Dataset rows for apps and sites
● ● ● ● ●
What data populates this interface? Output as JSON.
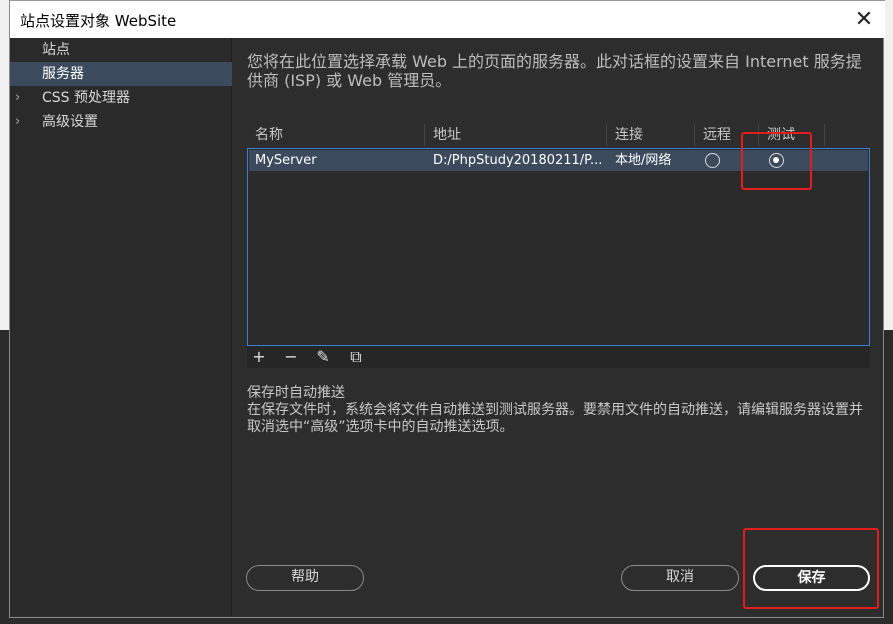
{
  "window": {
    "title": "站点设置对象 WebSite",
    "close_glyph": "✕"
  },
  "sidebar": {
    "items": [
      {
        "label": "站点",
        "chevron": ""
      },
      {
        "label": "服务器",
        "chevron": ""
      },
      {
        "label": "CSS 预处理器",
        "chevron": "›"
      },
      {
        "label": "高级设置",
        "chevron": "›"
      }
    ],
    "active_index": 1
  },
  "main": {
    "description": "您将在此位置选择承载 Web 上的页面的服务器。此对话框的设置来自 Internet 服务提供商 (ISP) 或 Web 管理员。",
    "table": {
      "columns": [
        "名称",
        "地址",
        "连接",
        "远程",
        "测试"
      ],
      "rows": [
        {
          "name": "MyServer",
          "address": "D:/PhpStudy20180211/P...",
          "connection": "本地/网络",
          "remote": false,
          "test": true
        }
      ]
    },
    "toolbar": {
      "add": "+",
      "remove": "−",
      "edit": "✎",
      "duplicate": "⧉"
    },
    "auto_push": {
      "title": "保存时自动推送",
      "description": "在保存文件时，系统会将文件自动推送到测试服务器。要禁用文件的自动推送，请编辑服务器设置并取消选中“高级”选项卡中的自动推送选项。"
    }
  },
  "buttons": {
    "help": "帮助",
    "cancel": "取消",
    "save": "保存"
  },
  "colors": {
    "selection": "#3b4a5d",
    "table_border": "#3c7fd1",
    "highlight": "#e31c1c",
    "dialog_bg": "#2d2d2d"
  },
  "icons": {
    "close": "close-icon",
    "add": "plus-icon",
    "remove": "minus-icon",
    "edit": "pencil-icon",
    "duplicate": "duplicate-icon",
    "expand": "chevron-right-icon"
  }
}
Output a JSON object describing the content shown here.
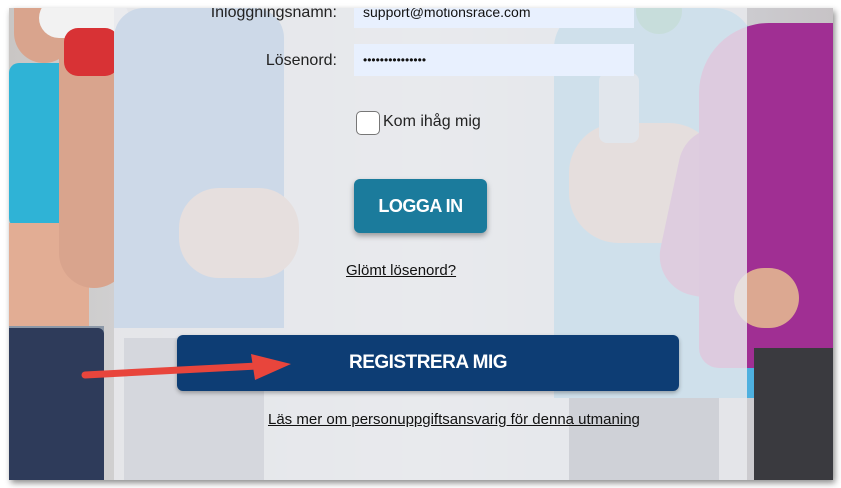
{
  "login_form": {
    "username_label": "Inloggningsnamn:",
    "username_value": "support@motionsrace.com",
    "password_label": "Lösenord:",
    "password_value": "•••••••••••••••",
    "remember_label": "Kom ihåg mig",
    "remember_checked": false,
    "login_button": "LOGGA IN",
    "forgot_link": "Glömt lösenord?"
  },
  "register_button": "REGISTRERA MIG",
  "privacy_link": "Läs mer om personuppgiftsansvarig för denna utmaning",
  "annotation": {
    "arrow_color": "#e8453c",
    "arrow_target": "register-button"
  },
  "colors": {
    "login_button": "#1b7b9c",
    "register_button": "#0d3d74",
    "input_background": "#e8f0fe"
  }
}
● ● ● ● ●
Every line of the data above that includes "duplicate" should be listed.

* [EXERCISE OUTPUT]
      "duplicate": "⧉"
    "duplicate": "duplicate-icon",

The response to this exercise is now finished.